Treat yourself to a relaxing spring break at Santa Barbara’s only oceanfront resort.
Saturday, June 7th from 11 am – Noon
Foley Wine Tasting Room at Bacara Resort
Pinot Noir is one of the more temperamental grape varietals to grow. It takes nurturing, constant attention and specific conditions to grow this delicious grape. California, particularly Santa Barbara County, is known for some of the best Pinot Noir in the country, and given the Foley Food & Wine Society’s renowned collection, you will be tasting some of the best Pinot Noir this area has to offer.
In addition, it just so happens that Pinot Noir is one of the friendliest red wine varietals to pair with cheese. Lucky for us, we have some of the best American artisan cheese makers here in California allowing us to pair these two great foods in some unique & delicious ways!

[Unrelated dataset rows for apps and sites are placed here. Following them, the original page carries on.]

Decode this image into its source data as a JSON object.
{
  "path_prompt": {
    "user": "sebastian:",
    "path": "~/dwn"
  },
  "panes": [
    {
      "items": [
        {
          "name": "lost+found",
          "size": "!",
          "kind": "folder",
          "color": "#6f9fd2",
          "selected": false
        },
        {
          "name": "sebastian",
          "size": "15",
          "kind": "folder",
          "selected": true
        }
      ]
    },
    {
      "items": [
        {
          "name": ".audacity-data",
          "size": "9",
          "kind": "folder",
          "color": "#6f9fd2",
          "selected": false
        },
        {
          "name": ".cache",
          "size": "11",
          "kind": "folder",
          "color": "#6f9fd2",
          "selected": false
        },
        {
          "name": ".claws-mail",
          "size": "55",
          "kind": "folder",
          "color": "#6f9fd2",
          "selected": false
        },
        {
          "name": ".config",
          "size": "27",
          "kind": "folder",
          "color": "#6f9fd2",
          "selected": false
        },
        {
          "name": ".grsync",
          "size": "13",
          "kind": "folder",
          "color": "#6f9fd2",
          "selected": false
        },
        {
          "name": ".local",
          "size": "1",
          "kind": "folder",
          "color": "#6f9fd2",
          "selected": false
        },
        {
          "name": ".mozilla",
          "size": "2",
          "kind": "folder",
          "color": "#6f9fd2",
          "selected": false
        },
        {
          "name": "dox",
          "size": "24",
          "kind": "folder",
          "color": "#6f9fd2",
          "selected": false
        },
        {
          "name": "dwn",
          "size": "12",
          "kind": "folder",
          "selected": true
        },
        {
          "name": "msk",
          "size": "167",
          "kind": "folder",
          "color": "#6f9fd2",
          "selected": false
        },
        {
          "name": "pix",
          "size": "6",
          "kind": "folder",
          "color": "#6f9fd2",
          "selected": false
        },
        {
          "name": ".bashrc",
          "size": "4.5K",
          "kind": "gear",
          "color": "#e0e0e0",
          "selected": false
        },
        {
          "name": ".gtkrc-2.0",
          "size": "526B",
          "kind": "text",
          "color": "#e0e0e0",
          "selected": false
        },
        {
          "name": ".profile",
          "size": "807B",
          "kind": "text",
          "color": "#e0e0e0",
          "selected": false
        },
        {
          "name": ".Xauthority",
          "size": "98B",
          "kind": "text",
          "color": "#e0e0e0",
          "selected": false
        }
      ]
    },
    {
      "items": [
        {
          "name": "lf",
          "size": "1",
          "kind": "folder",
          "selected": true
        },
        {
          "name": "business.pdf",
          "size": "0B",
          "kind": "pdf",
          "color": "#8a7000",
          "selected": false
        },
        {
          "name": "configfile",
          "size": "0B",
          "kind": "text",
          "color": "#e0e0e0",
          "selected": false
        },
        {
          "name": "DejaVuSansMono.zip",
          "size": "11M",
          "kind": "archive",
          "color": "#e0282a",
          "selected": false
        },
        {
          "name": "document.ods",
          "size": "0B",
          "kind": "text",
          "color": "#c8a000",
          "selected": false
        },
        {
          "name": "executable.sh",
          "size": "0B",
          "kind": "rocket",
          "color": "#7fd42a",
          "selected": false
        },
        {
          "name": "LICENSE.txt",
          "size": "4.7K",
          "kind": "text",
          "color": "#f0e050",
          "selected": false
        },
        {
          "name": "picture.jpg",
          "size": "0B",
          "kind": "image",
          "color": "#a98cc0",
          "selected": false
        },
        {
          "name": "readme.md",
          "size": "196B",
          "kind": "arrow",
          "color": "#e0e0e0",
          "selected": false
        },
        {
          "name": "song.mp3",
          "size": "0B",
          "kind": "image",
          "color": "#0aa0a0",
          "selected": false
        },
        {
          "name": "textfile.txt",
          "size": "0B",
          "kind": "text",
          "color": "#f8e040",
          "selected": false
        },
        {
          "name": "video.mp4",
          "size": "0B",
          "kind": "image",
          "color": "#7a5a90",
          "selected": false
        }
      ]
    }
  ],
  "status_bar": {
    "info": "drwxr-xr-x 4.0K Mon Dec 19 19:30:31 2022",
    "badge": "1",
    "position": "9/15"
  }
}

Join us as Lila Brown of Foley Food & Wine Society and Kathryn Graham of C’est Cheese team up to lead you through 5 Pinots paired with 5 California cheeses. Lila will discuss the many facets of the Pinot Noir winemaking styles, the history of the grape and winemaking process while Kathryn will present the fascinating stories behind the makers of each cheese, how the cheeses are made and what to look for when pairing cheese and wine. This class will be filled with lots of interesting information about these two iconic foods, allowing you to pair your future gatherings with ease & expertise.
$45 per person
About Pinot Noir
Pinot Noir is the primary red grape of Burgundy, Champagne and New Zealand. It is a temperamental thin-skinned grape that is sensitive to light exposure, pruning and soil types, generally low-yielding and highly susceptible to environmental factors. However, it can produce some of the world’s most sought-after and attractive wines, particularly Two Sisters Pinot Noir under the Foley Family Wineries. From its origins, wines produced with Pinot Noir exhibit a range of aromas, textures and flavors, but are commonly light to medium bodied with red berry and earthy characteristics. The name is derived from the French words for pine and black; the pine alluding to the grape variety having tightly clustered, pine cone-shaped bunches of fruit.